Directions for this task: Every record below should be retyped exactly, and no picture should appear in the copy.

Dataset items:
⟨
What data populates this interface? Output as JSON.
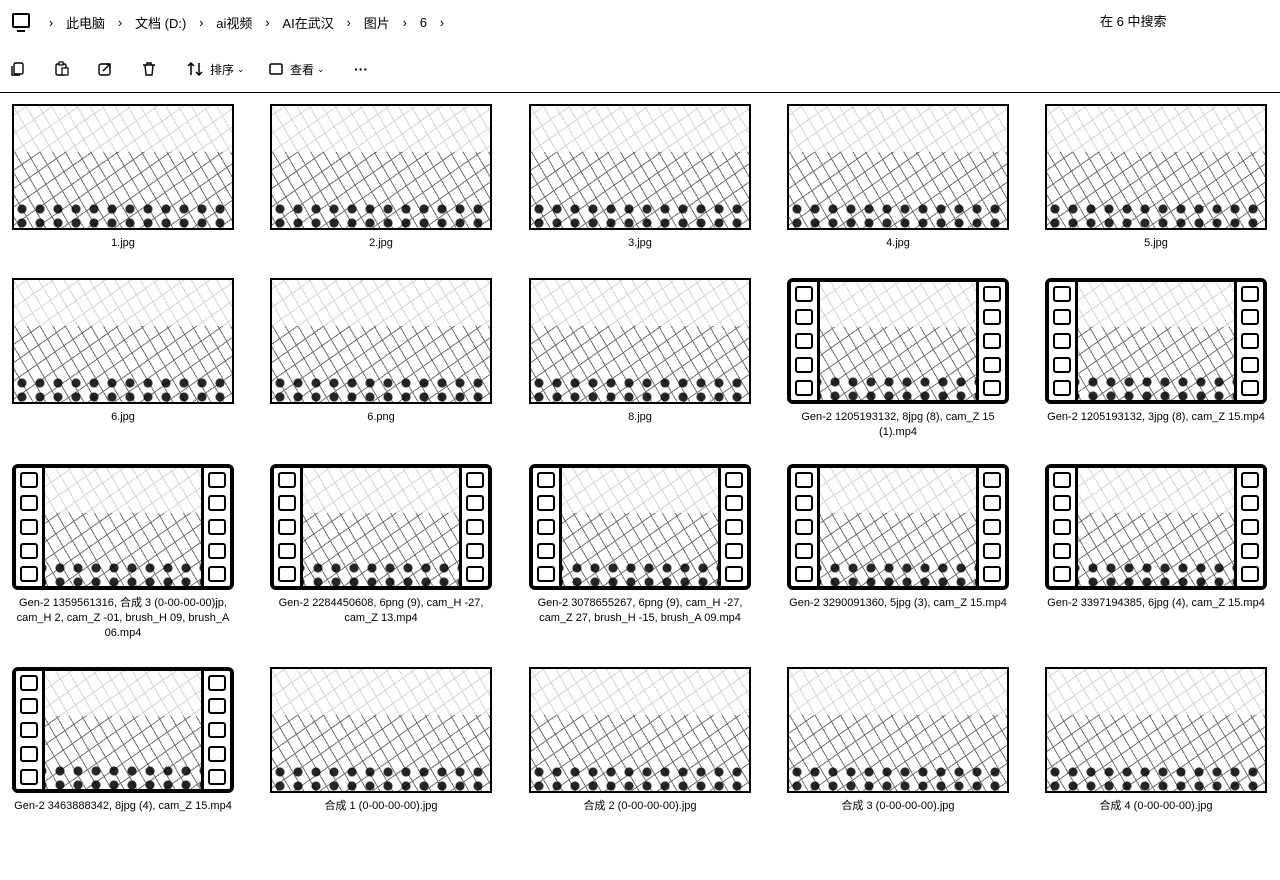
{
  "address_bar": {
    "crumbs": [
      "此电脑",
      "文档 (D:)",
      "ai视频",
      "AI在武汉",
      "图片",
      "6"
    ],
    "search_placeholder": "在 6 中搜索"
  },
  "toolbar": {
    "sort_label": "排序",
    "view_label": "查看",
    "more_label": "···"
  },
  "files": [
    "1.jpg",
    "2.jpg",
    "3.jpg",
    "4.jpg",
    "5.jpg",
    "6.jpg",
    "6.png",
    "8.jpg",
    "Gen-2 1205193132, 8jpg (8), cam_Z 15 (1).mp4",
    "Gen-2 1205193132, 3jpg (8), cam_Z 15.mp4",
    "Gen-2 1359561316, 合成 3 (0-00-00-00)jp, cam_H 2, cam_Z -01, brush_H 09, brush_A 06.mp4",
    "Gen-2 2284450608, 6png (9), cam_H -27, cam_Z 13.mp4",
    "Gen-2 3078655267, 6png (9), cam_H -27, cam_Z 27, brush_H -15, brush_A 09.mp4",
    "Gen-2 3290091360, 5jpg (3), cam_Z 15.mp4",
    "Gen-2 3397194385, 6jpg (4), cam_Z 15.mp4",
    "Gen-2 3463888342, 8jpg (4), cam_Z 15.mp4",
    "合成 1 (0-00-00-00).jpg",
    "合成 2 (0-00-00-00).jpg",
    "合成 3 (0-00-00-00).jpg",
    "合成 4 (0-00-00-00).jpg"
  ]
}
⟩
Output for this task:
What data populates this interface? Output as JSON.
{
  "address_bar": {
    "crumbs": [
      "此电脑",
      "文档 (D:)",
      "ai视频",
      "AI在武汉",
      "图片",
      "6"
    ],
    "search_placeholder": "在 6 中搜索"
  },
  "toolbar": {
    "sort_label": "排序",
    "view_label": "查看",
    "more_label": "···"
  },
  "files": [
    "1.jpg",
    "2.jpg",
    "3.jpg",
    "4.jpg",
    "5.jpg",
    "6.jpg",
    "6.png",
    "8.jpg",
    "Gen-2 1205193132, 8jpg (8), cam_Z 15 (1).mp4",
    "Gen-2 1205193132, 3jpg (8), cam_Z 15.mp4",
    "Gen-2 1359561316, 合成 3 (0-00-00-00)jp, cam_H 2, cam_Z -01, brush_H 09, brush_A 06.mp4",
    "Gen-2 2284450608, 6png (9), cam_H -27, cam_Z 13.mp4",
    "Gen-2 3078655267, 6png (9), cam_H -27, cam_Z 27, brush_H -15, brush_A 09.mp4",
    "Gen-2 3290091360, 5jpg (3), cam_Z 15.mp4",
    "Gen-2 3397194385, 6jpg (4), cam_Z 15.mp4",
    "Gen-2 3463888342, 8jpg (4), cam_Z 15.mp4",
    "合成 1 (0-00-00-00).jpg",
    "合成 2 (0-00-00-00).jpg",
    "合成 3 (0-00-00-00).jpg",
    "合成 4 (0-00-00-00).jpg"
  ]
}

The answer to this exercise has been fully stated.